Work item
Output the complete listing. Match it exactly.

Records to use
------
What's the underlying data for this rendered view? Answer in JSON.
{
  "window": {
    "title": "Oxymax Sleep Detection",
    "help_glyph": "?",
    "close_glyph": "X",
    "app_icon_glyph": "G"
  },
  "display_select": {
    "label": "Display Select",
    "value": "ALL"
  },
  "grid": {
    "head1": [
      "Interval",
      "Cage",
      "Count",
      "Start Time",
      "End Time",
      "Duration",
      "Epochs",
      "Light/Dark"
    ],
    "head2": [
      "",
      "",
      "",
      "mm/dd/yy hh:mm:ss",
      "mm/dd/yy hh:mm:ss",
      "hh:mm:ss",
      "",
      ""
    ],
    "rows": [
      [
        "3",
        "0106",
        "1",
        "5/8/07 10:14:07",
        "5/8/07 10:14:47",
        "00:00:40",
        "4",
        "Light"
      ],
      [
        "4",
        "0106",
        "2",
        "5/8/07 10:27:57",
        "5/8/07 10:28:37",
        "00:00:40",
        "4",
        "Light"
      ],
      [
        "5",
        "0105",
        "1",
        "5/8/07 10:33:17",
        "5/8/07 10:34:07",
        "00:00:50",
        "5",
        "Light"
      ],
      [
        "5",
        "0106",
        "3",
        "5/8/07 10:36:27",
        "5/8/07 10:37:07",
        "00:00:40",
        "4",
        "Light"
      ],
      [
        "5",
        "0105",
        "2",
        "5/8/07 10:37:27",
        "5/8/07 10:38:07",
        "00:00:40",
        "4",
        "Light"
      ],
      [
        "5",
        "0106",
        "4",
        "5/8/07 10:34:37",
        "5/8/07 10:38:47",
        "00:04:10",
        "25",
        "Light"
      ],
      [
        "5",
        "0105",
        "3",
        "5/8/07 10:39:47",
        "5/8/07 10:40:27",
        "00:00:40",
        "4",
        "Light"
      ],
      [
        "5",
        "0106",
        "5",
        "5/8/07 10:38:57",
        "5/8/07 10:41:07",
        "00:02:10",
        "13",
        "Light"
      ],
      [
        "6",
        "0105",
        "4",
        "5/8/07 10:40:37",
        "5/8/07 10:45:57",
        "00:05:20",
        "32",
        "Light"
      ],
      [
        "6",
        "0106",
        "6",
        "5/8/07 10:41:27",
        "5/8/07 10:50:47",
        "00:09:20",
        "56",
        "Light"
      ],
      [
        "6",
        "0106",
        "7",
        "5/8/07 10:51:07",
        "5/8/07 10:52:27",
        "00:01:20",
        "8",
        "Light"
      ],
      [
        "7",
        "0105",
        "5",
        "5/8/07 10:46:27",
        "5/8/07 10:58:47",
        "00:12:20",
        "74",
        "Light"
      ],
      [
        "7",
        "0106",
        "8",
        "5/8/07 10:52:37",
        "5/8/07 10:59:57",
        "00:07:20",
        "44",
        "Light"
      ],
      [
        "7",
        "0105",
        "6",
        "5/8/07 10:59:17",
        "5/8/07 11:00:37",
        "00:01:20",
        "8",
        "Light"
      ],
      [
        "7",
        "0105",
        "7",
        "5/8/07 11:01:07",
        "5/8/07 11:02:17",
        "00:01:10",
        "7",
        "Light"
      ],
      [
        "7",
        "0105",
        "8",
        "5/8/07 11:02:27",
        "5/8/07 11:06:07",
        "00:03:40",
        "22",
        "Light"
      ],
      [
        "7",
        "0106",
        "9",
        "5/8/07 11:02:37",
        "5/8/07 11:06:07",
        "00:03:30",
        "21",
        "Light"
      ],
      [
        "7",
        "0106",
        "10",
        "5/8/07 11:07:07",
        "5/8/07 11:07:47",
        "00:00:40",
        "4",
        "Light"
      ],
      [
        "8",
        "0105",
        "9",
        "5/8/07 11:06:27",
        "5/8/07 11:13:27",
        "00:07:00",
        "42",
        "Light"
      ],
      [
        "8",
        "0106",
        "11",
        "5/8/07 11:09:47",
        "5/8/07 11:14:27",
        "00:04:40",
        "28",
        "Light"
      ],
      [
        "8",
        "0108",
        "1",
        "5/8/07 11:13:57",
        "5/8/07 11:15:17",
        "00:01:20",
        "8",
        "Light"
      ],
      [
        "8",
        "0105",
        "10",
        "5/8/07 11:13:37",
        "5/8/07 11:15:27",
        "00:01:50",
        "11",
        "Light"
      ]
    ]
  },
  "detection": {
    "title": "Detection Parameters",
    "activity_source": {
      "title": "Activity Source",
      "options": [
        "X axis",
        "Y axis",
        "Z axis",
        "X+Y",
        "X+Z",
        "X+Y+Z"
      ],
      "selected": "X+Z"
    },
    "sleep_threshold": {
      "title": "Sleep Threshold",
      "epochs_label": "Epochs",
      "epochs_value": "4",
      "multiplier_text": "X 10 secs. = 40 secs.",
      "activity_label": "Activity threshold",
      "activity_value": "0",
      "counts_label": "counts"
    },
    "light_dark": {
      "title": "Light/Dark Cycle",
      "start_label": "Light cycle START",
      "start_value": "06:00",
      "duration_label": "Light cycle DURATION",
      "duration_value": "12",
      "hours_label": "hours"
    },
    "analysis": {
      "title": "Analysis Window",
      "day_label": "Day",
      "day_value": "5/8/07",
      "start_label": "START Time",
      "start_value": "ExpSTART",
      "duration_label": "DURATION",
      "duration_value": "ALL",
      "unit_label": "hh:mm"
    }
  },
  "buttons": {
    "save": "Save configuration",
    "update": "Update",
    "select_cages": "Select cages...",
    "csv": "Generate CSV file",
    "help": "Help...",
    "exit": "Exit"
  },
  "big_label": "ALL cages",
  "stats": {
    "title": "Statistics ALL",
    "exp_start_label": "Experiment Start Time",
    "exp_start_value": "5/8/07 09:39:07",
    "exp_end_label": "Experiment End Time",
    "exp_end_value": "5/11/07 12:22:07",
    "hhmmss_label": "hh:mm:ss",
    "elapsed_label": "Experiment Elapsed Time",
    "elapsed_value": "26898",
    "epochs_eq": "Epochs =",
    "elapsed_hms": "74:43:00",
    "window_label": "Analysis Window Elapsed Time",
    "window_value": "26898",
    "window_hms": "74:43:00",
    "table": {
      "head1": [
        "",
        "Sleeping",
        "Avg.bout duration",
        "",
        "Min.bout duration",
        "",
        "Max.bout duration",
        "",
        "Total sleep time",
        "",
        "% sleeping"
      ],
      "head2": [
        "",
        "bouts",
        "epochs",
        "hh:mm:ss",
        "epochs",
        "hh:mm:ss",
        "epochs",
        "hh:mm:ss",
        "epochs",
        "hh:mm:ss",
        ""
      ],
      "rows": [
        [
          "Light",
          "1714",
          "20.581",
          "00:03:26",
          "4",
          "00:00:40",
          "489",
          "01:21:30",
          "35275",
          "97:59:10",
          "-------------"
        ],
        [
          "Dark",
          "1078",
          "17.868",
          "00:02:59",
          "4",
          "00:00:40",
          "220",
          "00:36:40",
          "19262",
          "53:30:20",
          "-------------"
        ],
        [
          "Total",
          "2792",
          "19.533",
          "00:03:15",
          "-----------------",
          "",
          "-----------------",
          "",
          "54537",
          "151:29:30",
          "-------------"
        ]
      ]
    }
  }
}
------
Response to this task
What's the underlying data for this rendered view? Answer in JSON.
{
  "window": {
    "title": "Oxymax Sleep Detection",
    "help_glyph": "?",
    "close_glyph": "X",
    "app_icon_glyph": "G"
  },
  "display_select": {
    "label": "Display Select",
    "value": "ALL"
  },
  "grid": {
    "head1": [
      "Interval",
      "Cage",
      "Count",
      "Start Time",
      "End Time",
      "Duration",
      "Epochs",
      "Light/Dark"
    ],
    "head2": [
      "",
      "",
      "",
      "mm/dd/yy hh:mm:ss",
      "mm/dd/yy hh:mm:ss",
      "hh:mm:ss",
      "",
      ""
    ],
    "rows": [
      [
        "3",
        "0106",
        "1",
        "5/8/07 10:14:07",
        "5/8/07 10:14:47",
        "00:00:40",
        "4",
        "Light"
      ],
      [
        "4",
        "0106",
        "2",
        "5/8/07 10:27:57",
        "5/8/07 10:28:37",
        "00:00:40",
        "4",
        "Light"
      ],
      [
        "5",
        "0105",
        "1",
        "5/8/07 10:33:17",
        "5/8/07 10:34:07",
        "00:00:50",
        "5",
        "Light"
      ],
      [
        "5",
        "0106",
        "3",
        "5/8/07 10:36:27",
        "5/8/07 10:37:07",
        "00:00:40",
        "4",
        "Light"
      ],
      [
        "5",
        "0105",
        "2",
        "5/8/07 10:37:27",
        "5/8/07 10:38:07",
        "00:00:40",
        "4",
        "Light"
      ],
      [
        "5",
        "0106",
        "4",
        "5/8/07 10:34:37",
        "5/8/07 10:38:47",
        "00:04:10",
        "25",
        "Light"
      ],
      [
        "5",
        "0105",
        "3",
        "5/8/07 10:39:47",
        "5/8/07 10:40:27",
        "00:00:40",
        "4",
        "Light"
      ],
      [
        "5",
        "0106",
        "5",
        "5/8/07 10:38:57",
        "5/8/07 10:41:07",
        "00:02:10",
        "13",
        "Light"
      ],
      [
        "6",
        "0105",
        "4",
        "5/8/07 10:40:37",
        "5/8/07 10:45:57",
        "00:05:20",
        "32",
        "Light"
      ],
      [
        "6",
        "0106",
        "6",
        "5/8/07 10:41:27",
        "5/8/07 10:50:47",
        "00:09:20",
        "56",
        "Light"
      ],
      [
        "6",
        "0106",
        "7",
        "5/8/07 10:51:07",
        "5/8/07 10:52:27",
        "00:01:20",
        "8",
        "Light"
      ],
      [
        "7",
        "0105",
        "5",
        "5/8/07 10:46:27",
        "5/8/07 10:58:47",
        "00:12:20",
        "74",
        "Light"
      ],
      [
        "7",
        "0106",
        "8",
        "5/8/07 10:52:37",
        "5/8/07 10:59:57",
        "00:07:20",
        "44",
        "Light"
      ],
      [
        "7",
        "0105",
        "6",
        "5/8/07 10:59:17",
        "5/8/07 11:00:37",
        "00:01:20",
        "8",
        "Light"
      ],
      [
        "7",
        "0105",
        "7",
        "5/8/07 11:01:07",
        "5/8/07 11:02:17",
        "00:01:10",
        "7",
        "Light"
      ],
      [
        "7",
        "0105",
        "8",
        "5/8/07 11:02:27",
        "5/8/07 11:06:07",
        "00:03:40",
        "22",
        "Light"
      ],
      [
        "7",
        "0106",
        "9",
        "5/8/07 11:02:37",
        "5/8/07 11:06:07",
        "00:03:30",
        "21",
        "Light"
      ],
      [
        "7",
        "0106",
        "10",
        "5/8/07 11:07:07",
        "5/8/07 11:07:47",
        "00:00:40",
        "4",
        "Light"
      ],
      [
        "8",
        "0105",
        "9",
        "5/8/07 11:06:27",
        "5/8/07 11:13:27",
        "00:07:00",
        "42",
        "Light"
      ],
      [
        "8",
        "0106",
        "11",
        "5/8/07 11:09:47",
        "5/8/07 11:14:27",
        "00:04:40",
        "28",
        "Light"
      ],
      [
        "8",
        "0108",
        "1",
        "5/8/07 11:13:57",
        "5/8/07 11:15:17",
        "00:01:20",
        "8",
        "Light"
      ],
      [
        "8",
        "0105",
        "10",
        "5/8/07 11:13:37",
        "5/8/07 11:15:27",
        "00:01:50",
        "11",
        "Light"
      ]
    ]
  },
  "detection": {
    "title": "Detection Parameters",
    "activity_source": {
      "title": "Activity Source",
      "options": [
        "X axis",
        "Y axis",
        "Z axis",
        "X+Y",
        "X+Z",
        "X+Y+Z"
      ],
      "selected": "X+Z"
    },
    "sleep_threshold": {
      "title": "Sleep Threshold",
      "epochs_label": "Epochs",
      "epochs_value": "4",
      "multiplier_text": "X 10 secs. = 40 secs.",
      "activity_label": "Activity threshold",
      "activity_value": "0",
      "counts_label": "counts"
    },
    "light_dark": {
      "title": "Light/Dark Cycle",
      "start_label": "Light cycle START",
      "start_value": "06:00",
      "duration_label": "Light cycle DURATION",
      "duration_value": "12",
      "hours_label": "hours"
    },
    "analysis": {
      "title": "Analysis Window",
      "day_label": "Day",
      "day_value": "5/8/07",
      "start_label": "START Time",
      "start_value": "ExpSTART",
      "duration_label": "DURATION",
      "duration_value": "ALL",
      "unit_label": "hh:mm"
    }
  },
  "buttons": {
    "save": "Save configuration",
    "update": "Update",
    "select_cages": "Select cages...",
    "csv": "Generate CSV file",
    "help": "Help...",
    "exit": "Exit"
  },
  "big_label": "ALL cages",
  "stats": {
    "title": "Statistics ALL",
    "exp_start_label": "Experiment Start Time",
    "exp_start_value": "5/8/07 09:39:07",
    "exp_end_label": "Experiment End Time",
    "exp_end_value": "5/11/07 12:22:07",
    "hhmmss_label": "hh:mm:ss",
    "elapsed_label": "Experiment Elapsed Time",
    "elapsed_value": "26898",
    "epochs_eq": "Epochs =",
    "elapsed_hms": "74:43:00",
    "window_label": "Analysis Window Elapsed Time",
    "window_value": "26898",
    "window_hms": "74:43:00",
    "table": {
      "head1": [
        "",
        "Sleeping",
        "Avg.bout duration",
        "",
        "Min.bout duration",
        "",
        "Max.bout duration",
        "",
        "Total sleep time",
        "",
        "% sleeping"
      ],
      "head2": [
        "",
        "bouts",
        "epochs",
        "hh:mm:ss",
        "epochs",
        "hh:mm:ss",
        "epochs",
        "hh:mm:ss",
        "epochs",
        "hh:mm:ss",
        ""
      ],
      "rows": [
        [
          "Light",
          "1714",
          "20.581",
          "00:03:26",
          "4",
          "00:00:40",
          "489",
          "01:21:30",
          "35275",
          "97:59:10",
          "-------------"
        ],
        [
          "Dark",
          "1078",
          "17.868",
          "00:02:59",
          "4",
          "00:00:40",
          "220",
          "00:36:40",
          "19262",
          "53:30:20",
          "-------------"
        ],
        [
          "Total",
          "2792",
          "19.533",
          "00:03:15",
          "-----------------",
          "",
          "-----------------",
          "",
          "54537",
          "151:29:30",
          "-------------"
        ]
      ]
    }
  }
}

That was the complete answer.